The first is that you need to work every single day at being great at that one thing if you want to be great....taken from an amazing post on BrazenCareerist.com about being expert
To start with, I'm asking that this is a two-way discussion - if you think I could be doing something better, harder, less often, whatever, please comment or email me to air your thoughts. I know far from all the knowledge there is on training methods so share with you all so you can feed back in return! And if there's any pro coaches that want to take me under their wing, you know where to find me :)
Secondly, this is transferable to trad, my primary focus right now is for sport routes.

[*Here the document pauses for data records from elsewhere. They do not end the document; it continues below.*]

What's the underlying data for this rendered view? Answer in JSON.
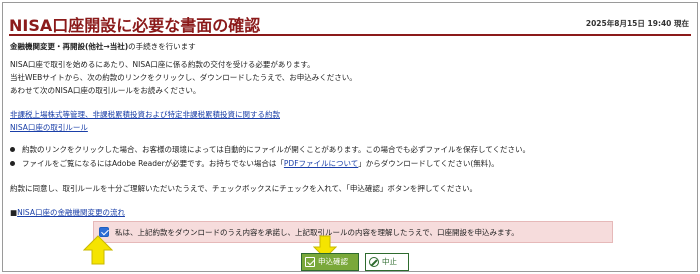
{
  "header": {
    "title": "NISA口座開設に必要な書面の確認",
    "datetime": "2025年8月15日 19:40 現在"
  },
  "intro": {
    "procedure_bold": "金融機関変更・再開設(他社→当社)",
    "procedure_rest": "の手続きを行います"
  },
  "body": {
    "para1": [
      "NISA口座で取引を始めるにあたり、NISA口座に係る約款の交付を受ける必要があります。",
      "当社WEBサイトから、次の約款のリンクをクリックし、ダウンロードしたうえで、お申込みください。",
      "あわせて次のNISA口座の取引ルールをお読みください。"
    ],
    "links": [
      "非課税上場株式等管理、非課税累積投資および特定非課税累積投資に関する約款",
      "NISA口座の取引ルール"
    ],
    "bullet1": "約款のリンクをクリックした場合、お客様の環境によっては自動的にファイルが開くことがあります。この場合でも必ずファイルを保存してください。",
    "bullet2_pre": "ファイルをご覧になるにはAdobe Readerが必要です。お持ちでない場合は「",
    "bullet2_link": "PDFファイルについて",
    "bullet2_post": "」からダウンロードしてください(無料)。",
    "instruction": "約款に同意し、取引ルールを十分ご理解いただいたうえで、チェックボックスにチェックを入れて、「申込確認」ボタンを押してください。",
    "transfer_prefix": "■",
    "transfer_link": "NISA口座の金融機関変更の流れ"
  },
  "agreement": {
    "checked": true,
    "text": "私は、上記約款をダウンロードのうえ内容を承諾し、上記取引ルールの内容を理解したうえで、口座開設を申込みます。"
  },
  "buttons": {
    "apply_label": "申込確認",
    "cancel_label": "中止"
  },
  "colors": {
    "title": "#8b1a1a",
    "link": "#1a3fa8",
    "agree_bg": "#f6dcdc",
    "apply_bg": "#7aa83a",
    "arrow": "#f5e400"
  }
}
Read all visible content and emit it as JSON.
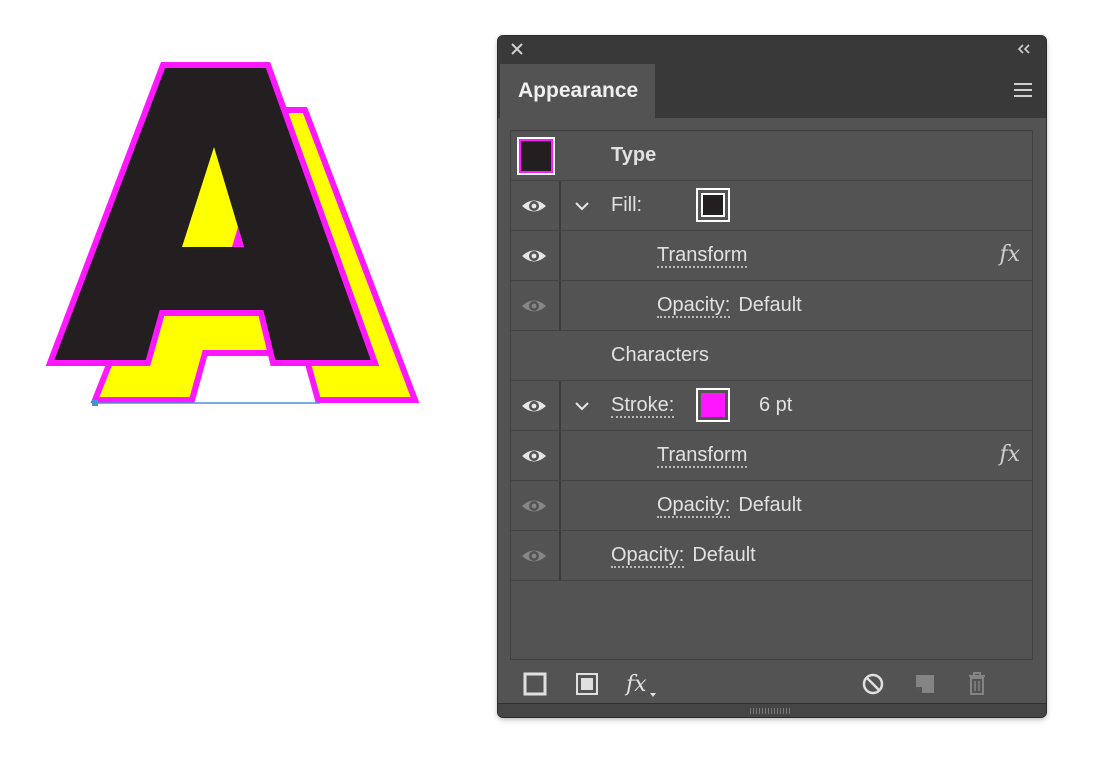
{
  "artwork": {
    "glyph": "A",
    "colors": {
      "fill": "#231f20",
      "stroke": "#ff18ff",
      "shadow": "#ffff00",
      "selection": "#4a90d9"
    }
  },
  "panel": {
    "title": "Appearance",
    "object_type": "Type",
    "rows": {
      "fill_label": "Fill:",
      "fill_transform": "Transform",
      "fill_opacity_label": "Opacity:",
      "fill_opacity_value": "Default",
      "characters": "Characters",
      "stroke_label": "Stroke:",
      "stroke_weight": "6 pt",
      "stroke_transform": "Transform",
      "stroke_opacity_label": "Opacity:",
      "stroke_opacity_value": "Default",
      "opacity_label": "Opacity:",
      "opacity_value": "Default"
    },
    "colors": {
      "fill_swatch": "#231f20",
      "stroke_swatch": "#ff18ff",
      "panel_bg": "#535353"
    }
  }
}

Imagine reducing the amount of pump you get while on that trad route?!?!?
Before planning exactly what I was doing each week, I basically take a rough draft of what trips I'd planned for the year:
Summer: unknown, but multi-week trip somewhere
Following on from this, I was able to judge that I had roughly 6 weeks from the beginning of January, then another 7-ish weeks till April, and then another similar time-frame before the summer. There's another trip planned after this, but I'll decide the 2nd half of the year closer to the date once I re-evaluate my performance.
Obviously Christmas was a nice excuse for a break, so I tied onto this that I would start off with a consolidation phase to begin with for my endurance - I've been climbing relatively consistently for the past few months so was happy with by-passing a month of just easy mileage as I essentially did this after my lay-off in October - get a good grounding and prepare for higher-intensity work from the return after the first trip. This has mainly involved two sessions a week of double laps on a grade (not including a warm-up route or two) that I'm relatively solid on, but would push me a bit.
For me, this is a 7a-ish route - a grade I can onsight comfortably more often than not - and mixing it across three different routes at the wall. One slightly overhanging crimpy, one steep and one slightly overhanging pocket-y. I was not getting the full 10 routes immediately, maybe about 7 (especially if I was doing a lot of the crimpy one which pumps me stupid) but fell off the last hold of the last route for the first time on Tuesday (6 steep 7a's and 4 of the crimpy routes). So, I'm seeing progress.
In short, if you can do it all on the first night, you've probably set it soft. If you can barely manage the first route, let alone two back-to-back, you might want to give your ego a kick up the arse and be realistic :) Expect to use one, maybe two, nights just getting the balance right....
These sessions normally fall on a Tuesday and one of the weekend days. Alongside this, I've been bouldering on Thursdays for definite, on the other weekend day (outdoors if the weather is being kind), and using the fingerboard twice a week - 5/6 days (I find one of the fingerboard sessions can be mixed in on an evening of bouldering) in total. I'll elaborate more on this in the next post....
Once this period is up and it's mid-February, i.e. (after next week), I'll then start just projecting hard routes until Siurana. Close to my limit and aim for 3-5 goes on it per night.
And once Siurana is complete, I'll then be hopefully projecting routes outdoors by then so will just continue to consolidate in this fashion, although probably with something similar to my January session, only on harder routes.
Lessons Learned from previous climbing:
- I've tried doing easy 30 min laps (then rest 10, and repeat for 2-3 hours) of a climbing wall (just traversing) as basic arm fitness at the start of a training block and found it quite a nice way to kick off a batch of training, if a little boring if you forget the ipod and a bunch of music and podcasts :) For anyone who does want a nice basic level of fitness, this can be pretty useful - I'm sure it'd transfer to big multi-pitching very well. Many of those who started climbing with me will remember this is vaguely comparable to what we used to do at DCU's climbing wall by attempting a number of traverses back-to-back.... I don't feel I need it right now as I haven't had a long enough lay-off so I skipped this block.
- I used to turn up with just a goal to do as many routes as possible in a night and of any grade. In the end, you spent most of your time chatting, and picking the easier routes cause you flash pumped on the first route of the night :) Nowadays, I always turn up with a set grade range in mind (e.g. currently 6c+ - 7a+).
- Make sure your belayer is keen on the same sort of session, or else just doesn't mind belaying you if they only do single routes - if not, you'll get nothing done either. Having said that, if you DO find someone who's intrested, you'll both feed off each other and see some fab gains by the summer months......
Good training books from Amazon:
9 Out of 10 Climbers Make the Same Mistakes: Navigation Through the Maze of Advice for the Self-coached Climber
Self-Coached Climber: The Guide to Movement, Training, Performance